[ENTRIES PROVIDED — start]

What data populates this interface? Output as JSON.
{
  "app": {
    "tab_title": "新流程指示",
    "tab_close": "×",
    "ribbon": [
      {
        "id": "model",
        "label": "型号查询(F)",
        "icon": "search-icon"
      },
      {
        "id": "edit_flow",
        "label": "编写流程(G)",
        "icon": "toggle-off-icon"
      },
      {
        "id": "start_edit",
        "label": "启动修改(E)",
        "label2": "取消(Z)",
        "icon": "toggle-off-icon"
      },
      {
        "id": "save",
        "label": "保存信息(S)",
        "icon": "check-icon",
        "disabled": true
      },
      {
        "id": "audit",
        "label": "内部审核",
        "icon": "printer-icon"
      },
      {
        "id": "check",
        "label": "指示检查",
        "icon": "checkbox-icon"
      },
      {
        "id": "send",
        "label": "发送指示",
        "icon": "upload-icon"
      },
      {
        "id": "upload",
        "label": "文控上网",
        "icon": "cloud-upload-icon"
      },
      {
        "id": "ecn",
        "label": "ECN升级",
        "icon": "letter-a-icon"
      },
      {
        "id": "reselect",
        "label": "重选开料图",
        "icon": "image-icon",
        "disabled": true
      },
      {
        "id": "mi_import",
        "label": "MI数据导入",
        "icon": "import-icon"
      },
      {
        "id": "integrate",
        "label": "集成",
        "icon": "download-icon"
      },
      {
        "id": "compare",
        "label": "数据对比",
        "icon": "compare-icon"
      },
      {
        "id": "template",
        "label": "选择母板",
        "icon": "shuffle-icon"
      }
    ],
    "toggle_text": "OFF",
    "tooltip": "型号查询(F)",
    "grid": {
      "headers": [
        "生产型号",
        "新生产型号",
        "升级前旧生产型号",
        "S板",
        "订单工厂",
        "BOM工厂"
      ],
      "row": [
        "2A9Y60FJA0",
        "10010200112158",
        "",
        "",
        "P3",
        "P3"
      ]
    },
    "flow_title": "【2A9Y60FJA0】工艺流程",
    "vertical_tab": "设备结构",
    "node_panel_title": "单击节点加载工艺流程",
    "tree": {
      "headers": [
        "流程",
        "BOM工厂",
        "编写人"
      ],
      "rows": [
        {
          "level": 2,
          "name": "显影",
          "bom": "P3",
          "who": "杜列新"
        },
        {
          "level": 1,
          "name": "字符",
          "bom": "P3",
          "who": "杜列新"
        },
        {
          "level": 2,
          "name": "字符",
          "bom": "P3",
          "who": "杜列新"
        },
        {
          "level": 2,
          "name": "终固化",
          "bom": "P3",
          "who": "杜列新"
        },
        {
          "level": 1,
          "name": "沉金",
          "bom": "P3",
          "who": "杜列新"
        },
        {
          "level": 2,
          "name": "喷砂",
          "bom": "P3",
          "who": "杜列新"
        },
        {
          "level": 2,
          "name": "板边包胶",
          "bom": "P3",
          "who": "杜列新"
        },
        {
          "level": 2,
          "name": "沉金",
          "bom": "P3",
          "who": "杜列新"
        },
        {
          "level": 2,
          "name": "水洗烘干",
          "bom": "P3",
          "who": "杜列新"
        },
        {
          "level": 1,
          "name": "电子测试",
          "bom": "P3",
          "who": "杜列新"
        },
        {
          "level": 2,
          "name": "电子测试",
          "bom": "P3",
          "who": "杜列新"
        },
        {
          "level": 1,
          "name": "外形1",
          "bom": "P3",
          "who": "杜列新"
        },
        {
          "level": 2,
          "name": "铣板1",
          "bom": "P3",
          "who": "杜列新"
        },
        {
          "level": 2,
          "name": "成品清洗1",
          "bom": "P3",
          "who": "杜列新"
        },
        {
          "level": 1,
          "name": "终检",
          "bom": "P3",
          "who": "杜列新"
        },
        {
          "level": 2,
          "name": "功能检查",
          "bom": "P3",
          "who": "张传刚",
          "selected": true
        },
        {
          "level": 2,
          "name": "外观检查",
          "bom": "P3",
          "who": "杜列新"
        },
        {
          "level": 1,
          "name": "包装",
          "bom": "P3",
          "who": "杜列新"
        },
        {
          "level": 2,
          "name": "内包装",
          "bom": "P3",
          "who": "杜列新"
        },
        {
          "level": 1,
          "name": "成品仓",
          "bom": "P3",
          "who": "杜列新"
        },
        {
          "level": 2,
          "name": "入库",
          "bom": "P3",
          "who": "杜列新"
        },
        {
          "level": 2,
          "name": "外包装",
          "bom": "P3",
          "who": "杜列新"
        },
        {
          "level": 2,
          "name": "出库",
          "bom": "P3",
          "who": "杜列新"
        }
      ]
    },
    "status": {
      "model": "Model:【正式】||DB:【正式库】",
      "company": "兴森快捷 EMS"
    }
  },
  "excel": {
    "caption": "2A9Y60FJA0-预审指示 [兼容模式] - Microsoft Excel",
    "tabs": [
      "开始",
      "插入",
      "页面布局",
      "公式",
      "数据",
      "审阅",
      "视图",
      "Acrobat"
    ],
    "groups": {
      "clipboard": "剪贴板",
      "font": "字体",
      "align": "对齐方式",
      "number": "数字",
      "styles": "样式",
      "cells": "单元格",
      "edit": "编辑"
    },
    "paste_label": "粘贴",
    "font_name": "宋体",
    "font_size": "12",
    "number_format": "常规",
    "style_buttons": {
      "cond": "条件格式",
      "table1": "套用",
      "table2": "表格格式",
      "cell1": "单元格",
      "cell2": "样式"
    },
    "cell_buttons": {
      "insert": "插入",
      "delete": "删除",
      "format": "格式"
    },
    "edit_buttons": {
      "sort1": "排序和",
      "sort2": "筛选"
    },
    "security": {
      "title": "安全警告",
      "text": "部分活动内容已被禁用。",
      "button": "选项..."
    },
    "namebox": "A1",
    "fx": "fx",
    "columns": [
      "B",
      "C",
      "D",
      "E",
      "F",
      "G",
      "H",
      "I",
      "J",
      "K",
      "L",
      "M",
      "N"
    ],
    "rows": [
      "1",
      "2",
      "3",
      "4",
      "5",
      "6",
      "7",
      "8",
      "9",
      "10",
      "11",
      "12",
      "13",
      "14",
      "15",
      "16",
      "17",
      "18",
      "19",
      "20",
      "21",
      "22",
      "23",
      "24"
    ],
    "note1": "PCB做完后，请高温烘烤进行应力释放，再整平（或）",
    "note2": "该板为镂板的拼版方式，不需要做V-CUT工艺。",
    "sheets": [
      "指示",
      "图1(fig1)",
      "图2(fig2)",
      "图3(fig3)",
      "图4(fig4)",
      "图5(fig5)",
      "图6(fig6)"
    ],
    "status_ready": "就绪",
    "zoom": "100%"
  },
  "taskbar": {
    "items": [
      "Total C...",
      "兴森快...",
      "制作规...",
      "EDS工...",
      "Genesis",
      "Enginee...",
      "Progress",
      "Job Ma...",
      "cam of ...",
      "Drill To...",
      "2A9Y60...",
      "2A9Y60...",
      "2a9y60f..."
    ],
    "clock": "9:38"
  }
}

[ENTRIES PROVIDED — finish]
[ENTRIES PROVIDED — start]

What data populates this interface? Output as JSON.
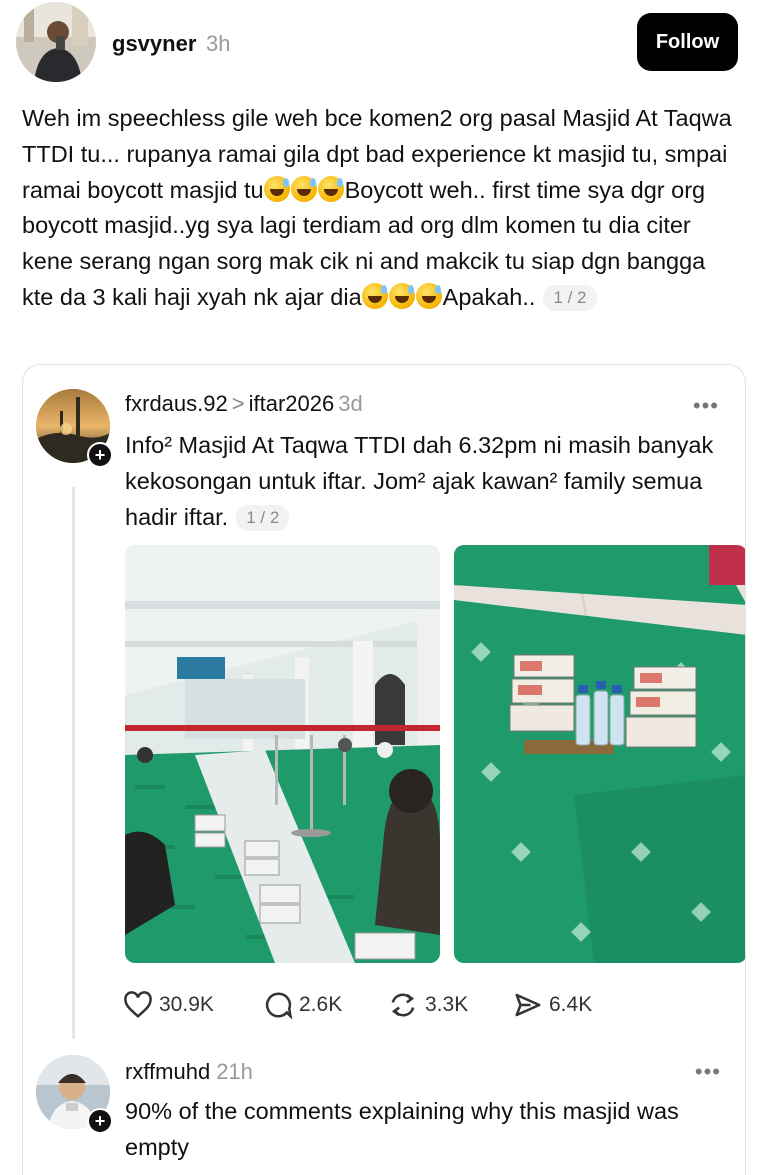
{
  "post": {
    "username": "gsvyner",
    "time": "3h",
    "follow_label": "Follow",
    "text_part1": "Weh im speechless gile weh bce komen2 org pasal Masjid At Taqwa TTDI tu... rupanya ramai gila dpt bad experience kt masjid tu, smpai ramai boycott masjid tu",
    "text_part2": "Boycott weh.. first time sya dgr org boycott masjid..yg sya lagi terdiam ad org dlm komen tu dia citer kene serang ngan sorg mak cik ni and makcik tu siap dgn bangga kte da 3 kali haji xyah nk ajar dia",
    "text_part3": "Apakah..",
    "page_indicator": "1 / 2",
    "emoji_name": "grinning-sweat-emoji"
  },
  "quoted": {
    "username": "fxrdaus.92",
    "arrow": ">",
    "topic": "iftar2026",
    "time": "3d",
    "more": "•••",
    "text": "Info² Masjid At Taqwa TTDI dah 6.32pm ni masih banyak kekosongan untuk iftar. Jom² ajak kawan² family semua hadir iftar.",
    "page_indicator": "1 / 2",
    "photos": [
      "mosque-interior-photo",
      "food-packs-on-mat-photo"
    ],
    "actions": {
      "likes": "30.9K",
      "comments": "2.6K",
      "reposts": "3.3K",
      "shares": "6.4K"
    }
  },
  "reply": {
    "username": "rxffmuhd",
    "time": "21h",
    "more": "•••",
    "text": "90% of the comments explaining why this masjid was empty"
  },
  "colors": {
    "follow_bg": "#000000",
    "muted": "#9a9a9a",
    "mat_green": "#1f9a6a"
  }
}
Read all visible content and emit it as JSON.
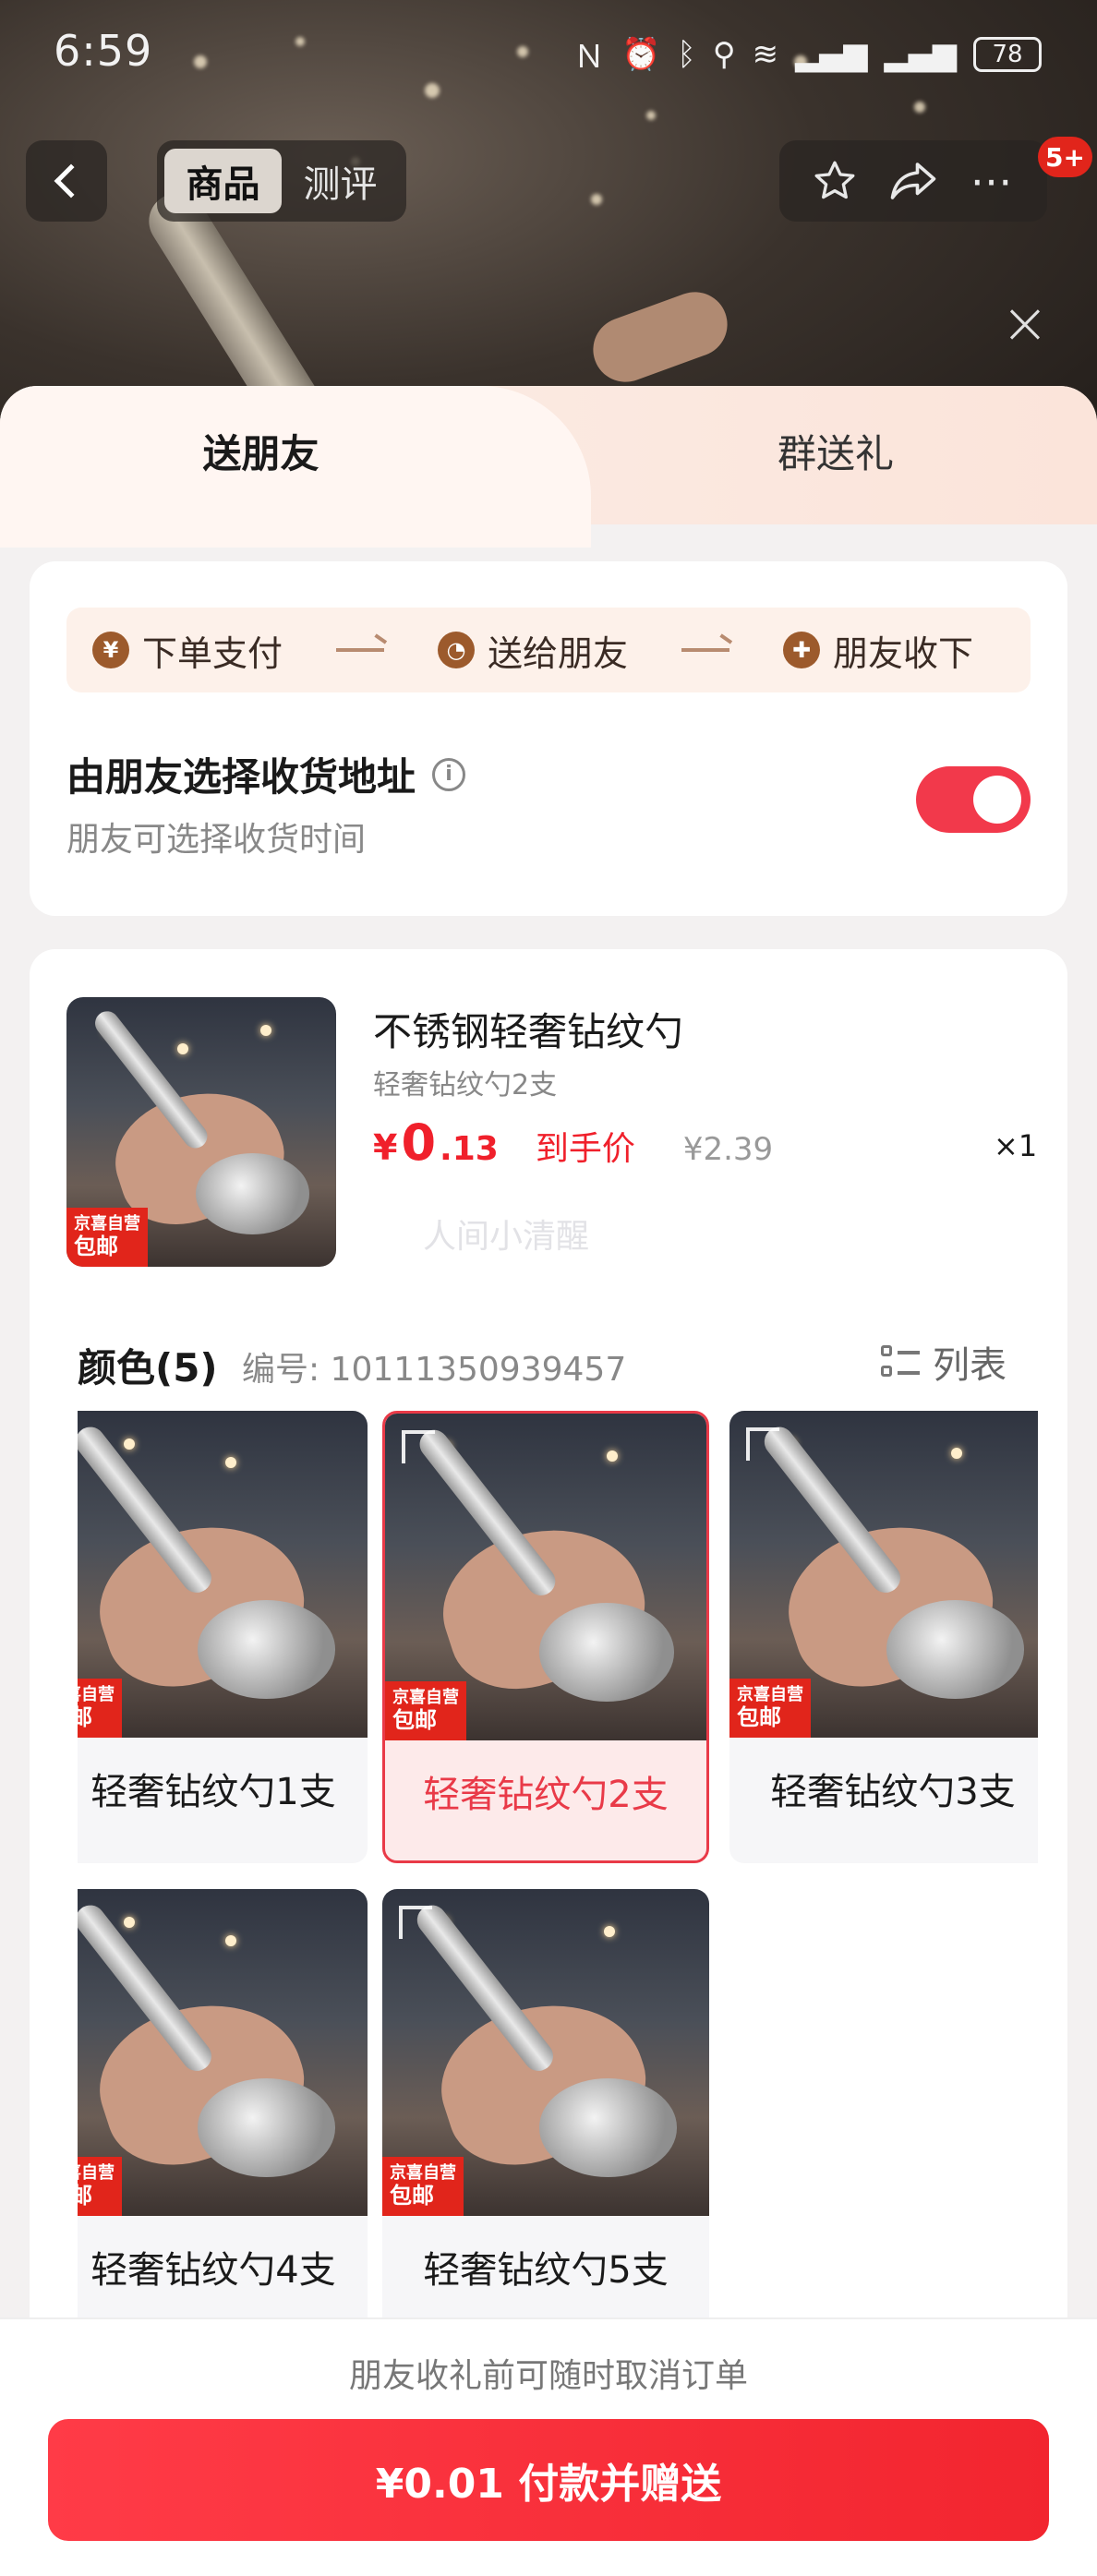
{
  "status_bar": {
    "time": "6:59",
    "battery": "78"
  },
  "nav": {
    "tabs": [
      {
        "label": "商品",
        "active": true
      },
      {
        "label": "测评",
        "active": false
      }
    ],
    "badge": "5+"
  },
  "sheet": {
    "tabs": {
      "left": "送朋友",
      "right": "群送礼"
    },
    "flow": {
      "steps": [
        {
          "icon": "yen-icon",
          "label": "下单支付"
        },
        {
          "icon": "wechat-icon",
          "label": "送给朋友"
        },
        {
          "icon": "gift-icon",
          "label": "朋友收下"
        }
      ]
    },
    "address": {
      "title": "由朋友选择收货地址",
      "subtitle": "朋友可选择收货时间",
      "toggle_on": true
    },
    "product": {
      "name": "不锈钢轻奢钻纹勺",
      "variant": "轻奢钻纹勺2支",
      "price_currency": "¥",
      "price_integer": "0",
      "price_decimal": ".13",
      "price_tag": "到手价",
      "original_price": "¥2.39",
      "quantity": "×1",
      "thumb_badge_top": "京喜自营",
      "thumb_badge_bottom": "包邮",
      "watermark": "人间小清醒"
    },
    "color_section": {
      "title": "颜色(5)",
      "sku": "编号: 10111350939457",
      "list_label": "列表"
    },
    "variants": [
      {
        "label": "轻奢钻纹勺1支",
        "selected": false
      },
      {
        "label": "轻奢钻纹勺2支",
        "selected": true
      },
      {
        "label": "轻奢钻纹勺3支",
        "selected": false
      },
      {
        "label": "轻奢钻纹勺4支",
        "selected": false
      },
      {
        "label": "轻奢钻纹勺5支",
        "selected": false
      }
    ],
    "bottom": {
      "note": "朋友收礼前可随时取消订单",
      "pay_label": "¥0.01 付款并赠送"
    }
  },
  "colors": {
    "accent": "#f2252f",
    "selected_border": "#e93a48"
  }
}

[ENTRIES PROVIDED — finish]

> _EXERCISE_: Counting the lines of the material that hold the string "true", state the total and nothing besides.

> _SOLUTION FOR THIS PROBLEM_: 6